**ABOUT THIS EXERCISE**
The listing, minus its pictures, is to be given again exactly.
---------- DATA RECORDS ----------
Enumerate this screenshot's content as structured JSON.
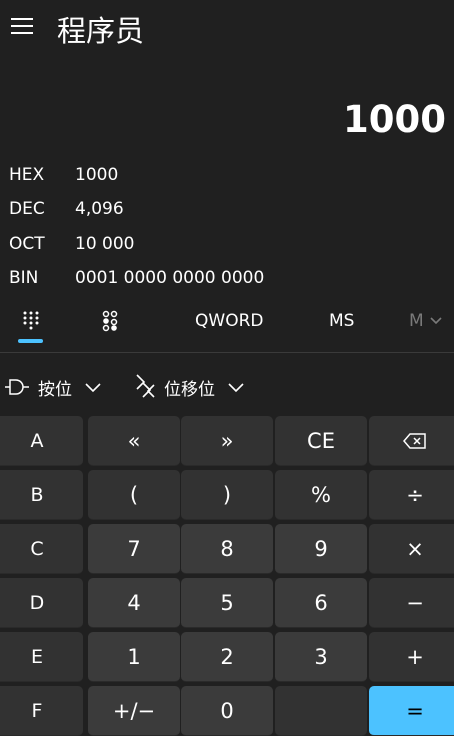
{
  "app": {
    "title": "程序员"
  },
  "display": {
    "value": "1000"
  },
  "radix": [
    {
      "label": "HEX",
      "value": "1000"
    },
    {
      "label": "DEC",
      "value": "4,096"
    },
    {
      "label": "OCT",
      "value": "10 000"
    },
    {
      "label": "BIN",
      "value": "0001 0000 0000 0000"
    }
  ],
  "tabs": {
    "word_size": "QWORD",
    "memory_store": "MS",
    "memory_recall": "M"
  },
  "menus": {
    "bitwise": "按位",
    "bitshift": "位移位"
  },
  "keys": {
    "row1": [
      "A",
      "«",
      "»",
      "CE",
      "⌫"
    ],
    "row2": [
      "B",
      "(",
      ")",
      "%",
      "÷"
    ],
    "row3": [
      "C",
      "7",
      "8",
      "9",
      "×"
    ],
    "row4": [
      "D",
      "4",
      "5",
      "6",
      "−"
    ],
    "row5": [
      "E",
      "1",
      "2",
      "3",
      "+"
    ],
    "row6": [
      "F",
      "+/−",
      "0",
      "",
      "="
    ]
  },
  "colors": {
    "background": "#202020",
    "key": "#3b3b3b",
    "key_alt": "#323232",
    "accent": "#4cc2ff"
  }
}
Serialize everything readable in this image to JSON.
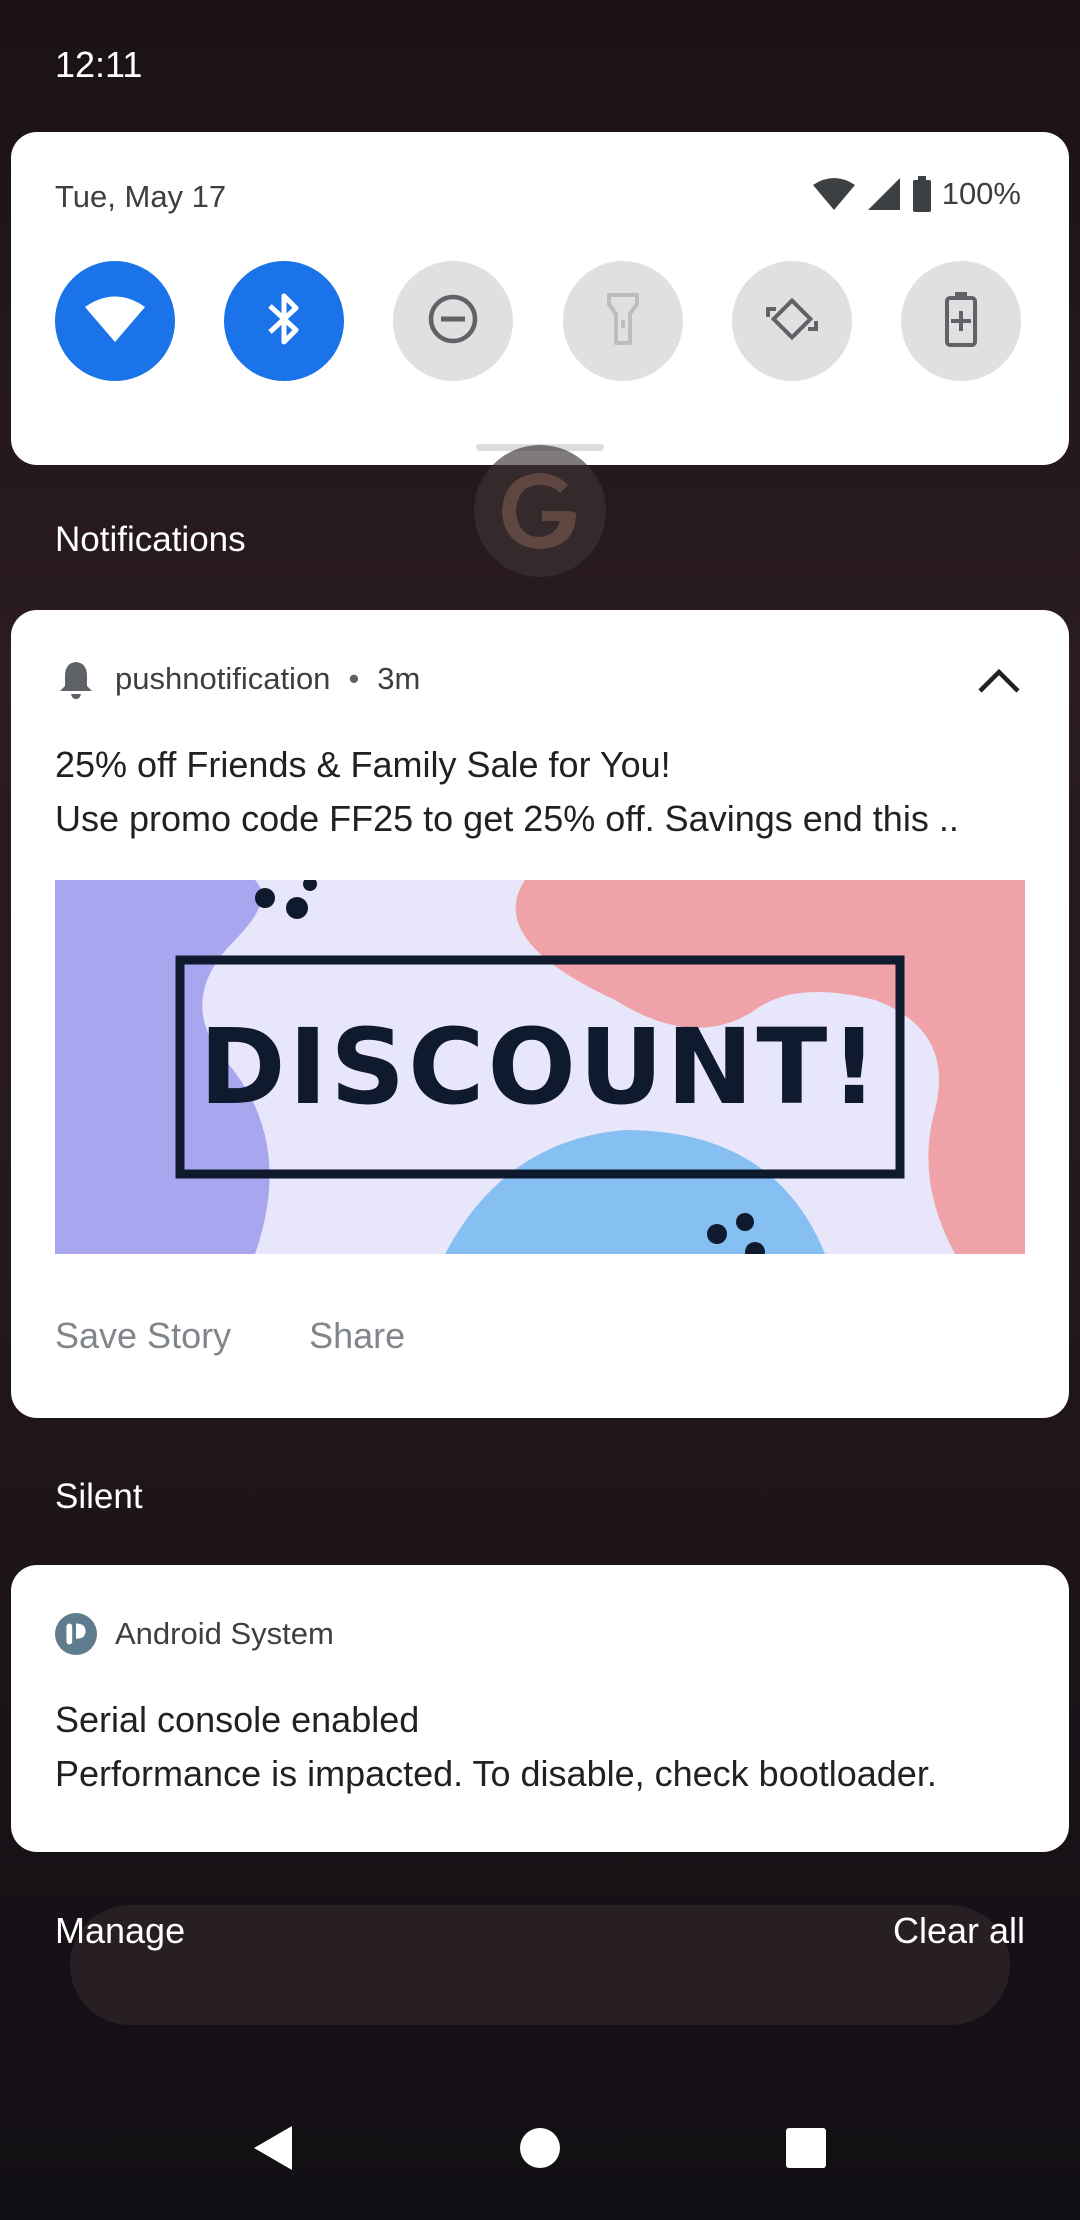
{
  "status_bar": {
    "time": "12:11"
  },
  "quick_settings": {
    "date": "Tue, May 17",
    "battery": "100%",
    "tiles": [
      {
        "name": "wifi",
        "state": "on",
        "icon": "wifi-icon"
      },
      {
        "name": "bluetooth",
        "state": "on",
        "icon": "bluetooth-icon"
      },
      {
        "name": "do-not-disturb",
        "state": "off",
        "icon": "dnd-icon"
      },
      {
        "name": "flashlight",
        "state": "off",
        "icon": "flashlight-icon"
      },
      {
        "name": "auto-rotate",
        "state": "off",
        "icon": "rotate-icon"
      },
      {
        "name": "battery-saver",
        "state": "off",
        "icon": "battery-saver-icon"
      }
    ],
    "colors": {
      "active": "#1a73e8",
      "inactive": "#e0e0e0"
    }
  },
  "sections": {
    "notifications": "Notifications",
    "silent": "Silent"
  },
  "push_notification": {
    "app": "pushnotification",
    "time": "3m",
    "title": "25% off Friends & Family Sale for You!",
    "body": "Use promo code FF25 to get 25% off. Savings end this ..",
    "image_text": "DISCOUNT!",
    "actions": [
      "Save Story",
      "Share"
    ]
  },
  "system_notification": {
    "app": "Android System",
    "title": "Serial console enabled",
    "body": "Performance is impacted. To disable, check bootloader."
  },
  "footer": {
    "manage": "Manage",
    "clear_all": "Clear all"
  }
}
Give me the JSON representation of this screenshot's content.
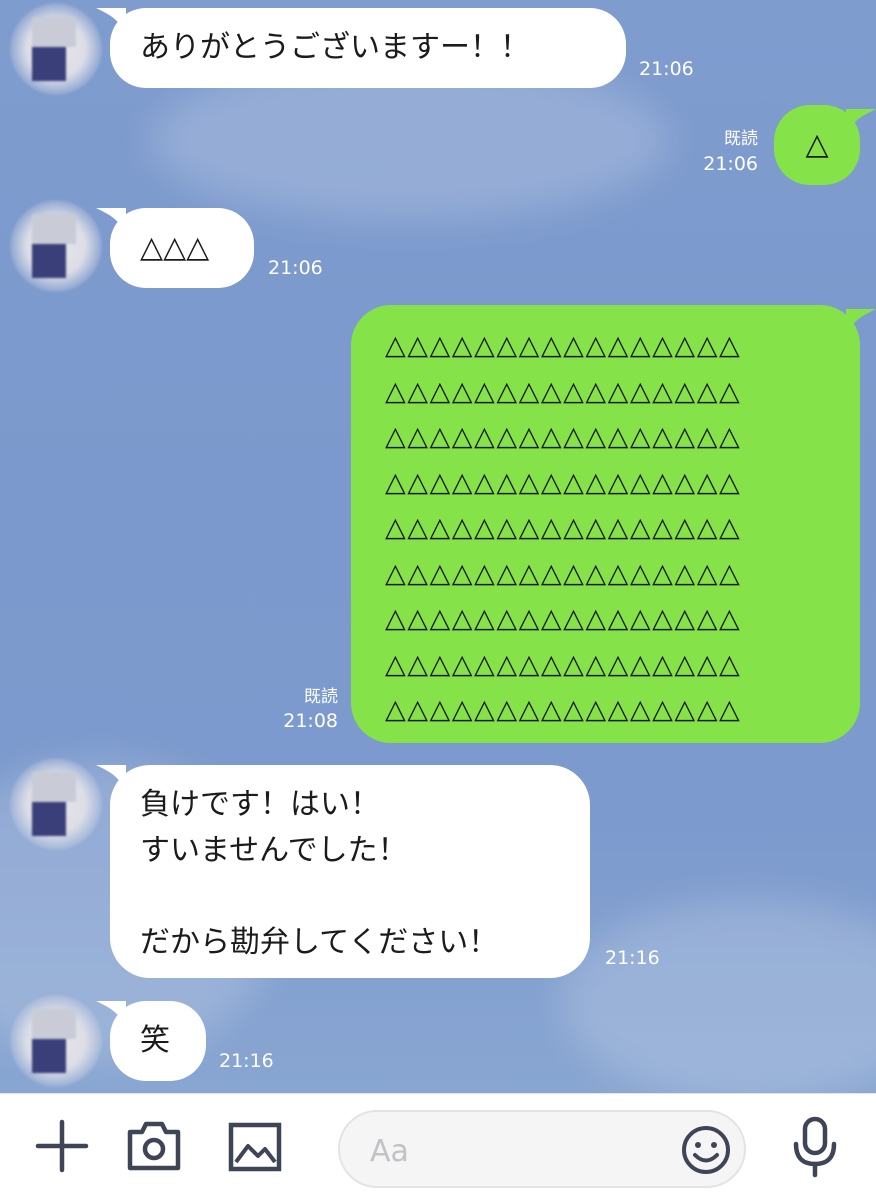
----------
**OUTPUT**
Enumerate this screenshot's content as structured JSON.
{
  "app": {
    "title": "程序员"
  },
  "display": {
    "value": "1000"
  },
  "radix": [
    {
      "label": "HEX",
      "value": "1000"
    },
    {
      "label": "DEC",
      "value": "4,096"
    },
    {
      "label": "OCT",
      "value": "10 000"
    },
    {
      "label": "BIN",
      "value": "0001 0000 0000 0000"
    }
  ],
  "tabs": {
    "word_size": "QWORD",
    "memory_store": "MS",
    "memory_recall": "M"
  },
  "menus": {
    "bitwise": "按位",
    "bitshift": "位移位"
  },
  "keys": {
    "row1": [
      "A",
      "«",
      "»",
      "CE",
      "⌫"
    ],
    "row2": [
      "B",
      "(",
      ")",
      "%",
      "÷"
    ],
    "row3": [
      "C",
      "7",
      "8",
      "9",
      "×"
    ],
    "row4": [
      "D",
      "4",
      "5",
      "6",
      "−"
    ],
    "row5": [
      "E",
      "1",
      "2",
      "3",
      "+"
    ],
    "row6": [
      "F",
      "+/−",
      "0",
      "",
      "="
    ]
  },
  "colors": {
    "background": "#202020",
    "key": "#3b3b3b",
    "key_alt": "#323232",
    "accent": "#4cc2ff"
  }
}
Serialize everything readable in this image to JSON.
{
  "status_bar": {
    "time": "12:11"
  },
  "quick_settings": {
    "date": "Tue, May 17",
    "battery": "100%",
    "tiles": [
      {
        "name": "wifi",
        "state": "on",
        "icon": "wifi-icon"
      },
      {
        "name": "bluetooth",
        "state": "on",
        "icon": "bluetooth-icon"
      },
      {
        "name": "do-not-disturb",
        "state": "off",
        "icon": "dnd-icon"
      },
      {
        "name": "flashlight",
        "state": "off",
        "icon": "flashlight-icon"
      },
      {
        "name": "auto-rotate",
        "state": "off",
        "icon": "rotate-icon"
      },
      {
        "name": "battery-saver",
        "state": "off",
        "icon": "battery-saver-icon"
      }
    ],
    "colors": {
      "active": "#1a73e8",
      "inactive": "#e0e0e0"
    }
  },
  "sections": {
    "notifications": "Notifications",
    "silent": "Silent"
  },
  "push_notification": {
    "app": "pushnotification",
    "time": "3m",
    "title": "25% off Friends & Family Sale for You!",
    "body": "Use promo code FF25 to get 25% off. Savings end this ..",
    "image_text": "DISCOUNT!",
    "actions": [
      "Save Story",
      "Share"
    ]
  },
  "system_notification": {
    "app": "Android System",
    "title": "Serial console enabled",
    "body": "Performance is impacted. To disable, check bootloader."
  },
  "footer": {
    "manage": "Manage",
    "clear_all": "Clear all"
  }
}
Give me the JSON representation of this screenshot's content.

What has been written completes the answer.